Over the past decade, we’ve seen a dramatic evolution of corporate law departments from reactive risk managers to key corporate strategists at the highest levels of business. Thomson Reuters has changed too. Three years ago, we were known by corporate counsel primarily for our legal research platform, Westlaw. Since then, with an eye towards expanding the ways we could serve corporate counsels’ evolving needs, we acquired key businesses, including the spend and matter management provider Serengeti, and Pangea3, which provides legal process outsourcing services. We also began to build software to extend the usefulness of our content-driven products. For example, we developed folder sharing between organizations on WestlawNext to allow corporate counsel and firms representing them to partner more closely.
But more than anything, we’ve been listening to our clients to understand what they need next.
It might not be news that legal departments are under increasing pressure to deliver greater value to their organizations, and to do more with the same or fewer resources. But what if there were significant opportunities for corporate counsel to increase the efficiency of their departments and to better meet the legal needs of their organizations? Thomson Reuters recently completed an in-depth survey of more than 500 corporate attorneys and staff to better understand their perceptions of their work and where technology can be applied to improve efficiency. The results of the survey provide an in-depth look at improving productivity in corporate legal departments.
Some of what we heard merely confirmed what’s already widely understood. Expectations for legal departments are rising, and the demands of global operations place new strains on departments. The volume of documents and complexity of cases is exploding because of e-discovery, cross-border cases and rising IP, compliance and regulatory concerns, among other reasons. At the same time, organizations are running leaner, focusing on legal departments as a cost center and looking for opportunities to control, if not reduce, costs. As a result of these factors and others, the current workflow environment in legal departments is frequently characterized by in-house counsel with one word: chaos.
This means more than inconvenience and stress. Chaos adversely affects legal departments by making it difficult to organize and prioritize tasks, reducing efficiency, hindering quality control, negatively affecting outcomes and making it difficult to demonstrate ROI. Respondents identified specific pain points, such as document retrieval and revision difficulties, constant interruptions, task management and prioritization difficulties, increased expectations of 24/7 availability, and more frequent global collaboration.
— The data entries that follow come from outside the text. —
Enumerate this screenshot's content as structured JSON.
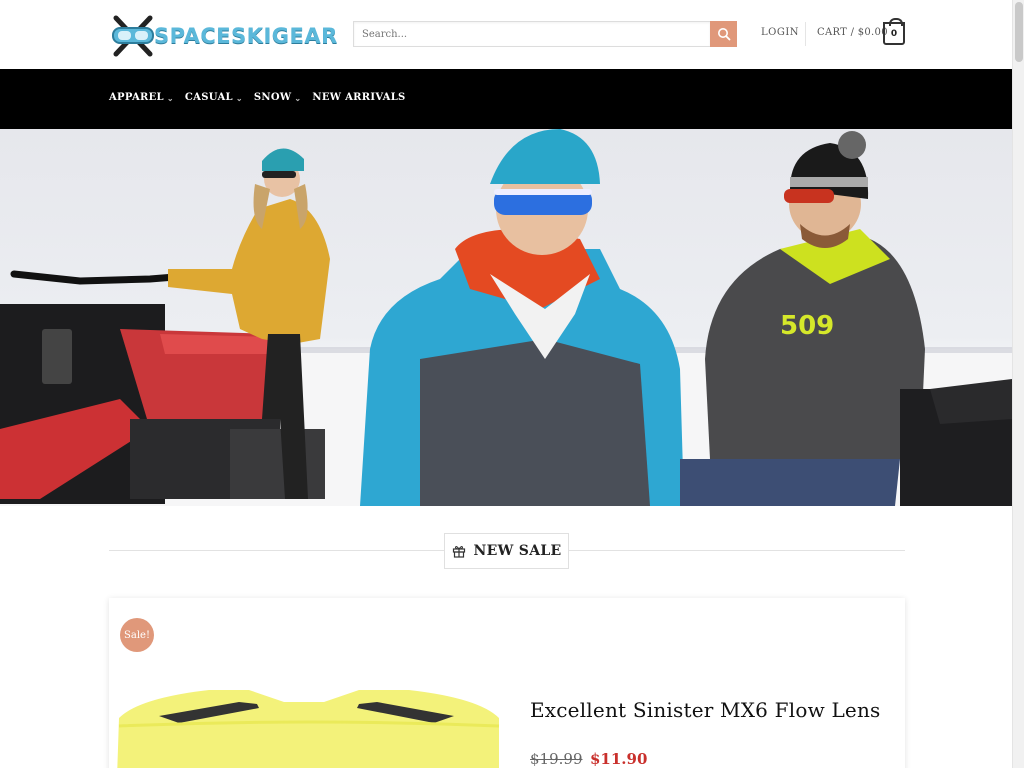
{
  "brand": {
    "name": "SPACESKIGEAR",
    "accent": "#5bb8da",
    "sale_color": "#e0987a",
    "price_color": "#c9302c"
  },
  "search": {
    "placeholder": "Search..."
  },
  "header": {
    "login_label": "LOGIN",
    "cart_label": "CART / $0.00",
    "cart_count": "0"
  },
  "nav": {
    "items": [
      {
        "label": "APPAREL",
        "has_dropdown": true
      },
      {
        "label": "CASUAL",
        "has_dropdown": true
      },
      {
        "label": "SNOW",
        "has_dropdown": true
      },
      {
        "label": "NEW ARRIVALS",
        "has_dropdown": false
      }
    ]
  },
  "hero": {
    "icon": "hero-banner-image",
    "chest_logo": "509"
  },
  "section": {
    "title": "NEW SALE",
    "icon": "gift-icon"
  },
  "product": {
    "badge": "Sale!",
    "title": "Excellent Sinister MX6 Flow Lens",
    "price_old": "$19.99",
    "price_new": "$11.90"
  }
}
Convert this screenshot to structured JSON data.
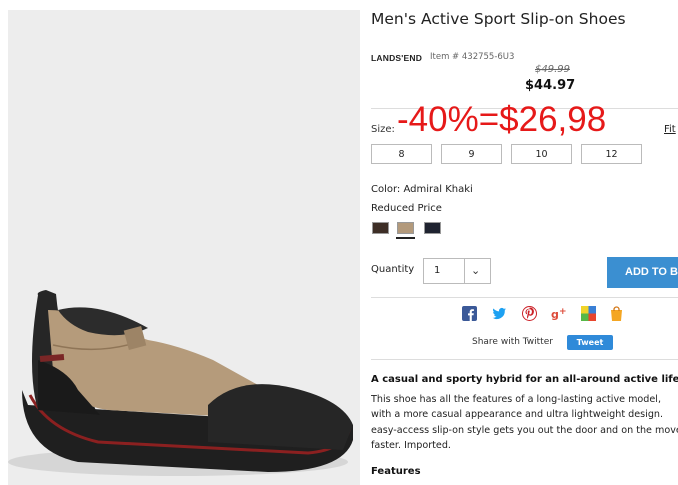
{
  "product": {
    "title": "Men's Active Sport Slip-on Shoes",
    "brand": "LANDS'END",
    "item_number": "Item # 432755-6U3",
    "original_price": "$49.99",
    "sale_price": "$44.97"
  },
  "promo_overlay": "-40%=$26,98",
  "size": {
    "label": "Size:",
    "fit_link": "Fit",
    "options": [
      "8",
      "9",
      "10",
      "12"
    ]
  },
  "color": {
    "label": "Color: Admiral Khaki",
    "reduced_label": "Reduced Price",
    "swatches": [
      {
        "name": "dark-brown",
        "hex": "#3d2e26"
      },
      {
        "name": "admiral-khaki",
        "hex": "#b39a7c",
        "selected": true
      },
      {
        "name": "navy",
        "hex": "#1f2330"
      }
    ]
  },
  "quantity": {
    "label": "Quantity",
    "value": "1"
  },
  "add_to_bag": "ADD TO BAG",
  "share": {
    "icons": [
      "facebook-icon",
      "twitter-icon",
      "pinterest-icon",
      "google-plus-icon",
      "delicious-icon",
      "shopping-bag-icon"
    ],
    "text": "Share with Twitter",
    "tweet": "Tweet"
  },
  "description": {
    "heading": "A casual and sporty hybrid for an all-around active lifestyle",
    "lines": [
      "This shoe has all the features of a long-lasting active model,",
      "with a more casual appearance and ultra lightweight design.",
      "easy-access slip-on style gets you out the door and on the move",
      "faster. Imported."
    ],
    "features_label": "Features"
  },
  "colors": {
    "promo_red": "#e61919",
    "button_blue": "#3b8fd1",
    "tweet_blue": "#2f8ad9"
  }
}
We then drilled down with respondents to explore the specific critical tasks that are widespread among corporate legal departments. Two task families – legal research and matter management – emerged as well understood and with widespread or rapid technology adoption. There were six other critical tasks identified by the majority of respondents – and fewer than 25 percent of organizations currently deploy automated solutions against them; these include compliance, legal holds, complex transactions, calendaring, contract management and managing department workload. Respondents expressed unmet needs for greater integration between tools, and mobile offerings that can handle complex tasks.
At the Association of Corporate Counsel annual meeting earlier this month, in the spirit of a concept car at an auto show, we showed off some product concepts that addressed today’s problems in novel ways. Our theme for the show was “Connecting What Matters.” For us, that means three things: providing intuitive and seamlessly integrated matter-based workflow tools, connecting in-house and law firm partners via modern social technology, and providing actionable data in-context.
We showed prototypes of two new products for corporate counsel that deliver on those three principles. While we are still keeping some innovations close to the vest as we build towards our 2013 product launches, there are some things we can share. Thomson Reuters wants to help corporate legal departments fight back against the chaos. We will connect our existing products, and build new connected products, so our clients can be more efficient, more collaborative, more mobile and simply more connected. And we are developing some powerful and creative solutions that we can’t wait for you to test drive.
Eric Laughlin is the Managing Director of the Corporate Counsel Segment within Thomson Reuters, responsible for information, software and service offerings for corporate legal departments. His business scope includes Westlaw legal research, Pangea3 legal process outsourcing, CourtExpress document retrieval and Serengeti e-billing & matter management. He previously worked in the Global Strategy function for Thomson Legal & Regulatory, and has held various marketing roles within the legal business since re-joining Thomson Reuters in 2007.